-- Exercise --
From the material beneath, pull every line with the word "icon".

-- Provided records --
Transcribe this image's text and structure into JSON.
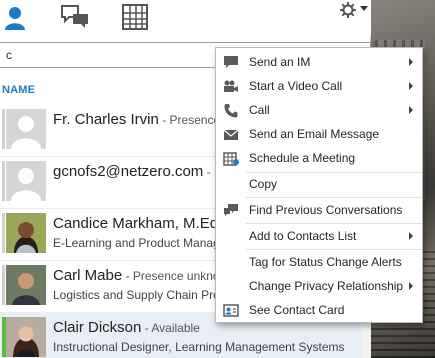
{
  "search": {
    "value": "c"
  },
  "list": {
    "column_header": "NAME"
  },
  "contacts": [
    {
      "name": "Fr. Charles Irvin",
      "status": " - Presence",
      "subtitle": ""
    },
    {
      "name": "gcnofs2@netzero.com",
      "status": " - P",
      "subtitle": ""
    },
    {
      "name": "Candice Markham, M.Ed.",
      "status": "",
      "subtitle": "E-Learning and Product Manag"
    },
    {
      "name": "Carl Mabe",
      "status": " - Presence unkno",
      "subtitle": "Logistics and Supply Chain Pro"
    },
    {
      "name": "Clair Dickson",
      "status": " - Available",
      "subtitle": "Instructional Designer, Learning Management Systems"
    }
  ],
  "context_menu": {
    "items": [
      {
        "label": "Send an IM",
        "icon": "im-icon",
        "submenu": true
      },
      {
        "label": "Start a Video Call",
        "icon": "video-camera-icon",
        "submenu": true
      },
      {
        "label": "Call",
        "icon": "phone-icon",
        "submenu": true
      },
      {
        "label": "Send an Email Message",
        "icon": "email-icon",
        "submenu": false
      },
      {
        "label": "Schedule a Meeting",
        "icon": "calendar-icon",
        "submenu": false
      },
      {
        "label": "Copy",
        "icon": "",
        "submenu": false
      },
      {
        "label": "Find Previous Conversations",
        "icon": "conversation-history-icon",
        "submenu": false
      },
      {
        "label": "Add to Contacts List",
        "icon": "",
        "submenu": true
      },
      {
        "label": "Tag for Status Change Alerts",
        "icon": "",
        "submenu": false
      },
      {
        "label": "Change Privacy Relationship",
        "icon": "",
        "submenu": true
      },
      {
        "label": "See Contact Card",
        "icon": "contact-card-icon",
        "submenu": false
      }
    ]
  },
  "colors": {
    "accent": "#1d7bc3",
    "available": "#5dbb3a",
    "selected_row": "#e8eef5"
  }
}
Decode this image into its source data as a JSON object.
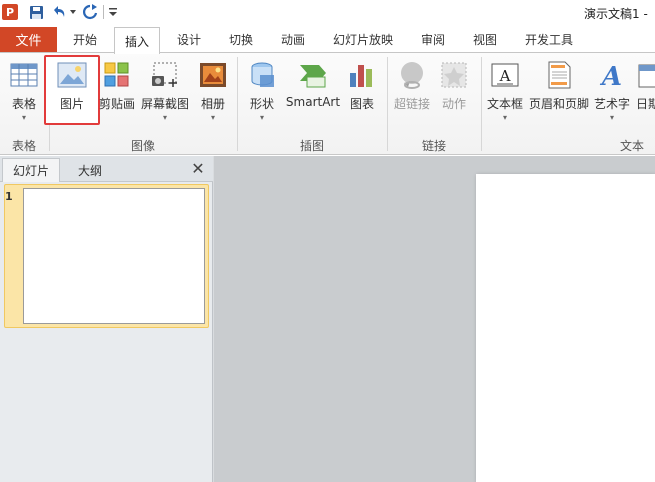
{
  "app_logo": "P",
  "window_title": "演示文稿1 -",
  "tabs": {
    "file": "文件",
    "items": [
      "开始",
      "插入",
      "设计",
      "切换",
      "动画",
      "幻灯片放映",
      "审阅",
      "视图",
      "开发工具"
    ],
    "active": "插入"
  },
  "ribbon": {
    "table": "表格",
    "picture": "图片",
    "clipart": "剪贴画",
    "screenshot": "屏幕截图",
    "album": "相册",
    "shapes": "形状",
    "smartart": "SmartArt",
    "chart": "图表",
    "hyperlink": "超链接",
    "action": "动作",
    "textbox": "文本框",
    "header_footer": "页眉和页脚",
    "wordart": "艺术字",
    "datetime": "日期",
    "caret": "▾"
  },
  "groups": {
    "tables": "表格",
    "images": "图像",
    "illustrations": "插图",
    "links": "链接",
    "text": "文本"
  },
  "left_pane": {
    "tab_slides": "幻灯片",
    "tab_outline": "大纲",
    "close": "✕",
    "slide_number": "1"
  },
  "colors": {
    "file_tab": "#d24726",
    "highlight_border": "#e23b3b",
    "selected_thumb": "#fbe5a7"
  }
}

-- Answer to this exercise --
        "icon": "im-icon",
        "icon": "video-camera-icon",
        "icon": "phone-icon",
        "icon": "email-icon",
        "icon": "calendar-icon",
        "icon": "",
        "icon": "conversation-history-icon",
        "icon": "",
        "icon": "",
        "icon": "",
        "icon": "contact-card-icon",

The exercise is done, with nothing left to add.